‘Doctors should be able to prescribe the tapering medication strips I demonstrated at the meeting, which are required to stop safely. This is crucially important’. Dr Peter Groot, Netherlands.
‘As an NHS Psychiatrist, I am aware how many lives are ruined by over-medication. We need to recognise that there are alternatives which are more powerful and less harmful.’ Dr Rex Haigh.
‘The strong commitment all weekend, from researchers, clinicians and people with experience of psychiatric drugs was inspiring. The denying and minimizing of psychiatry and the drug companies will no longer prevail’. Professor John Read.
“I return to Brazil with a willingness to help the process of psychiatric reform in my country vigorously address the damage that the alliance between psychiatry and the pharmaceutical industry has done to our population.” Professor Fernando Freitas.
Affiliates, Membership and Finances
Since the aims for the institute still not attract very mainstream politicians or departments (it will change!) are we depended on private donations, but also affiliates and membership which soon will be announced on our webpage. Fortunately, some private persons have made donations which we are deeply grateful about. Ruth Cooper amongst other associates is investigating where to search for donations connected to organisations and associations.

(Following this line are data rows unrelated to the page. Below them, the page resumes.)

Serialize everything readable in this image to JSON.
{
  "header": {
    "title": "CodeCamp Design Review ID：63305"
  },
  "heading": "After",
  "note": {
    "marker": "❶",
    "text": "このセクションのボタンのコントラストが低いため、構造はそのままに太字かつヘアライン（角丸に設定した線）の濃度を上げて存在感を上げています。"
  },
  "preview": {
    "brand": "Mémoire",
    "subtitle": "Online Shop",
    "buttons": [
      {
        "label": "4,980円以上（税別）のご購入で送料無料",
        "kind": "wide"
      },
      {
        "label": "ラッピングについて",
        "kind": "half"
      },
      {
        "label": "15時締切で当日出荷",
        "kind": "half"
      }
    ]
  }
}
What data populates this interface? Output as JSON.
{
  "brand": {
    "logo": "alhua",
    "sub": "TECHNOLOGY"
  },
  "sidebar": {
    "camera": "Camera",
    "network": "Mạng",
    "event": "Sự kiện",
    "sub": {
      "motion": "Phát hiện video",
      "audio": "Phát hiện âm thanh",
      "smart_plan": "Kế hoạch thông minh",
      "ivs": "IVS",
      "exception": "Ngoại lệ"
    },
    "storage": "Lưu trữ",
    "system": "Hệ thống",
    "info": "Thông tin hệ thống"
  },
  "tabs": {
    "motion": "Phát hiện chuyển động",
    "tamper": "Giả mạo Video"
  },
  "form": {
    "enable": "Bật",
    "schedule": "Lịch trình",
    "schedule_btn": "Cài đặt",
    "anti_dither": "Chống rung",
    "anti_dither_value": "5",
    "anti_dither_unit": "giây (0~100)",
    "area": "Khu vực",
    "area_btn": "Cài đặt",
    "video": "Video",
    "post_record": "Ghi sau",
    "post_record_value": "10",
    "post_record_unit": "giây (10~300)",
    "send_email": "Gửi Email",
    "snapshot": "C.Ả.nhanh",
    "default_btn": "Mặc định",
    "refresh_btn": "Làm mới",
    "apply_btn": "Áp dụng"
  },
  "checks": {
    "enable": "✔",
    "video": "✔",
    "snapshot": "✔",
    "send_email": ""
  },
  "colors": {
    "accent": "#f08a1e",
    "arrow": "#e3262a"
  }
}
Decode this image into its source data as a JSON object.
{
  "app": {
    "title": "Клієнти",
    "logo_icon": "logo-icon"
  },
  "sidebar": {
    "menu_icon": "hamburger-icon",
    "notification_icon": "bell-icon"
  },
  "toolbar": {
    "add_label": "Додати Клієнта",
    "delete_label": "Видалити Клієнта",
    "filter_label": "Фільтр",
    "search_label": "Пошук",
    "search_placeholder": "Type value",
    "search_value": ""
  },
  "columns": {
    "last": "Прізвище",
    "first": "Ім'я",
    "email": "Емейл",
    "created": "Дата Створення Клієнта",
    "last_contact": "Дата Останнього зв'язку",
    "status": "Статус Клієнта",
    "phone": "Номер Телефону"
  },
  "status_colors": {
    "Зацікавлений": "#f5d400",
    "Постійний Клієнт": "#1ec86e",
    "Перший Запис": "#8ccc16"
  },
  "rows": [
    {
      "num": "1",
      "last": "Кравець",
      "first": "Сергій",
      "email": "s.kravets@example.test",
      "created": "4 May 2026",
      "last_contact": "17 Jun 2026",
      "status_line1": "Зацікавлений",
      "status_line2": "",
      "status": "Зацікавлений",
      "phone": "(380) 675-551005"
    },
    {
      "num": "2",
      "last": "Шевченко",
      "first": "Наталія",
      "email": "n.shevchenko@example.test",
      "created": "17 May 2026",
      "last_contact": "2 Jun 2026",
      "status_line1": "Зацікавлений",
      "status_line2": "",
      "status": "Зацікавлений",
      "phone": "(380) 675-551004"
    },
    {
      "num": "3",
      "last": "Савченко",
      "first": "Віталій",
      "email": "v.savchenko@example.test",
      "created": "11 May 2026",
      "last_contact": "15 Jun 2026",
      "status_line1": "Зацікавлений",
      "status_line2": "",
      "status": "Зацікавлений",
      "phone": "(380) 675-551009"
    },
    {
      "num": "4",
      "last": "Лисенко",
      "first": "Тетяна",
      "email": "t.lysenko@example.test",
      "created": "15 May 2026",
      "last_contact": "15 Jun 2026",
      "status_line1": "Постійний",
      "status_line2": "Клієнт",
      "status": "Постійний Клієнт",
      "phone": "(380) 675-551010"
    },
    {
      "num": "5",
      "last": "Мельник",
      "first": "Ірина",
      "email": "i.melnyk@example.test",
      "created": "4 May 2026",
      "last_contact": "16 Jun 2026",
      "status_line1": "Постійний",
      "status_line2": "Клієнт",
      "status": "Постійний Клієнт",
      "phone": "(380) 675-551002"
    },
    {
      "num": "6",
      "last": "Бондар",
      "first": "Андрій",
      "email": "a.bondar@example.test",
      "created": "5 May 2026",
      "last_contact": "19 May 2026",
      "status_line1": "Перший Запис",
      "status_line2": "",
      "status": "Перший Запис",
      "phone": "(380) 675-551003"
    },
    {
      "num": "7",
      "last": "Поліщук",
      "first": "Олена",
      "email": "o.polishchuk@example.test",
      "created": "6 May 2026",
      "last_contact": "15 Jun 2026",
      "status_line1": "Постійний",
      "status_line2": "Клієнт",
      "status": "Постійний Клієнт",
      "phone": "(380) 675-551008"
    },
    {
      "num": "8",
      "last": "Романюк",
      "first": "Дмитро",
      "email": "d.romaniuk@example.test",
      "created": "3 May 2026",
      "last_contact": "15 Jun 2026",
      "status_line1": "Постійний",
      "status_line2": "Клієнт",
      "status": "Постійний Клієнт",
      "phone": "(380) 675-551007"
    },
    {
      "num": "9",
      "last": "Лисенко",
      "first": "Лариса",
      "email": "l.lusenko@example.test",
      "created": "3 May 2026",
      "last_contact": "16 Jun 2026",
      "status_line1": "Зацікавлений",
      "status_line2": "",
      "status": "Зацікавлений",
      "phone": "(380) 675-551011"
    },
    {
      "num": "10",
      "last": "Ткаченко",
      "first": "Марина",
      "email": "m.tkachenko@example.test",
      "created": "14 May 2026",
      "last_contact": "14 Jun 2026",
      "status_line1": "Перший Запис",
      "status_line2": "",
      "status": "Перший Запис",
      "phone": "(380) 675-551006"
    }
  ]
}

To be continued…
Next big step for the institute is to run an international conference in Reykjavik where we hope to see people from all over bringing essential knowledge, questions, reflections, hopes and practical strategies. Rex Haigh, Audur Axelsdottir and I have together with the board planned and organized for the event.
Since we are in the middle of a global crisis we are still not sure if the conference will be possible to run in October, it might be postponed until spring 2021. Please let us know if you are interested to attend the event by registering as soon as possible.
Finally for now
Millions of people around the world are currently trying to come off psychiatric drugs but finding it extremely difficult because of withdrawal effects which are often severe and persistent, and because there is so little support available to come off the drugs slowly and safely. This is the reason for the institute to exist, and this is the reason for you to take part, contribute, bring knowledge, ask questions, question and get the word out about another existing narrative.